- Resources: While several resources are available, they are housed in different locations on ASU’s website. The current academic integrity website is student focused.

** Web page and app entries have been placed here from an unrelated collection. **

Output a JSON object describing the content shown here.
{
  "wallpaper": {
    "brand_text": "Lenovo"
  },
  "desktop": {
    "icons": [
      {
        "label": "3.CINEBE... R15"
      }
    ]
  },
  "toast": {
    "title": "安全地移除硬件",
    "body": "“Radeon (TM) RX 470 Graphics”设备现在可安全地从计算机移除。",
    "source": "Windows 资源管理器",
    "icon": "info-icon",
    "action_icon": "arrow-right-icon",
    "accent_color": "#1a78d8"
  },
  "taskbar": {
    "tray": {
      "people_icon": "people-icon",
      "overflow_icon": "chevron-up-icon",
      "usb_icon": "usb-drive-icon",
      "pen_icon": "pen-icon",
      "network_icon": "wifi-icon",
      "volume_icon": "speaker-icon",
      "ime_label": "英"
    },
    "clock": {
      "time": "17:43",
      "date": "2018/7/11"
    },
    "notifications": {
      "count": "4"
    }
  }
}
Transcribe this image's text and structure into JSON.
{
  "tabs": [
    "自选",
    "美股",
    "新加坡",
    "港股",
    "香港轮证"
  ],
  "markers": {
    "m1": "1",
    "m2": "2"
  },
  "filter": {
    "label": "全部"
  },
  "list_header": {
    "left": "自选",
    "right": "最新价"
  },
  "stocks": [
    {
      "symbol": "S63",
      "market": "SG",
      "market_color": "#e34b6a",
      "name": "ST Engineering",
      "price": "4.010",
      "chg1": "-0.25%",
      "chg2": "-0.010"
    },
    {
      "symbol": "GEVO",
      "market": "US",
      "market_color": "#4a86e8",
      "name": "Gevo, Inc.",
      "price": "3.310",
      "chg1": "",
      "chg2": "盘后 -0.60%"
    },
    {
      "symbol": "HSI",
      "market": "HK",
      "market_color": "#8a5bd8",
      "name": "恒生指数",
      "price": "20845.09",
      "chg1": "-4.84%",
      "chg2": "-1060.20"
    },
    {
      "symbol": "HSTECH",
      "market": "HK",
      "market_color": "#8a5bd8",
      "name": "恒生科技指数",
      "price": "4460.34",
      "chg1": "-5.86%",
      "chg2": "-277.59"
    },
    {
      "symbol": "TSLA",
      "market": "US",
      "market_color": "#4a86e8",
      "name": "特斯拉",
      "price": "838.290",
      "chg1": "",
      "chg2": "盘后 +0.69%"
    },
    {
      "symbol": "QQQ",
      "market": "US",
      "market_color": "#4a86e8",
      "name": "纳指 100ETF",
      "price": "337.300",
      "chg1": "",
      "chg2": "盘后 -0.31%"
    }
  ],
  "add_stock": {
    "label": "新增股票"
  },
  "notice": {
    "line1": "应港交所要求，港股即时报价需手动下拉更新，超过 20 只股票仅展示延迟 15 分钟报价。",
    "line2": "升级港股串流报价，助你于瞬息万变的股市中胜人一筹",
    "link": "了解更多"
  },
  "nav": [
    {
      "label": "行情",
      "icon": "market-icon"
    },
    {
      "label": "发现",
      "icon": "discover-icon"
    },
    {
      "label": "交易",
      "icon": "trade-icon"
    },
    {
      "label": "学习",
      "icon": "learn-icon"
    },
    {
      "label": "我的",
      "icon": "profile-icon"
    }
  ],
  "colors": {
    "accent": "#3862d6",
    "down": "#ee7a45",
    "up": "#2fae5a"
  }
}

Faculty also need to be included.
Senate Resolution #10 (2004-2005) Affirming Academic Integrity
Introduced: December 6, 2004
Introduced by: Student Faculty Policy Committee, Steve Happel, Chair
Approved: March 21, 2005
Second Reading: January 24, 2005 (tabled until February 21 Senate meeting). Senate Resolution 10-A and revised Resolution 10-B were passed by the Senate on February 21, 2005.
Resolutions were to be taken up again in March.
Resolutions 10-C, 10-D, 10-E, & 10-F were approved March 21, 2005
Affirming Academic Integrity
Resolution 10-A. Whereas all universities face ongoing issues of academic integrity and dishonesty (cheating, plagiarism, deception), whereas new technologies (cell phones, other electronic devices) make testing ever more difficult, whereas ASU strives for the highest standing as a renowned teaching institution, and whereas ASU seeks ethical behavior and individual performance from its students, be it resolved that the institution values a culture of academic integrity, one that is highly respected by students, faculty, university administrators and the community at large.
Resolution 10-B In order to enhance a culture of academic integrity, be it resolved: that the brochure on academic integrity is widely distributed and discussed with all incoming freshmen and transfer students, then signed and kept by the students; up-to-moment anti-plagiarism software is readily available for all faculty wishing to use it; a university-wide pool of graduate student proctors is established so that large classes have extensive proctoring for exams; and the degree of assistance for faculty confronting issues of dishonesty by the Office of Student Life and college units be more widely understood and utilized.
Resolution 10-C In order to enhance a culture of academic integrity, be it resolved: that a website present the University's stance on academic integrity and dishonesty that is signed by the President of the University, the President of the Academic Senate, and the Undergraduate and Graduate Student Association Presidents; that faculty be strongly encouraged to have this website listed on the first page of the course syllabus and to address cheating and plagiarism from the start of the semester; that a faculty handbook be developed that summarizes the fundamental rules on cheating, institution support, and types of testing methods in reference to the extent of cheating.
Resolution 10-D In order to enhance a culture of academic integrity, be it resolved that up-to-the-moment anti-plagiarism software and other such technologies are made readily available for all faculty wanting to employ them and that their usage is announced in class.
Resolution 10-E In order to enhance a culture of academic integrity, be it resolved that a pool of proctors is established in each college to monitor large sections on exam days, and that the University formulate procedures and training guidelines.
Resolution 10-F In order to enhance a culture of academic integrity, be it resolved that each college designate an individual who serves as the lead authority when cheating problems arise in the college, who receives from faculty any instances of cheating that involve written sanctions, and who twice a year meets with the other designates to derive numbers on the overall extent of cheating and plagiarism cases and to develop steps to be taken to address specific problems.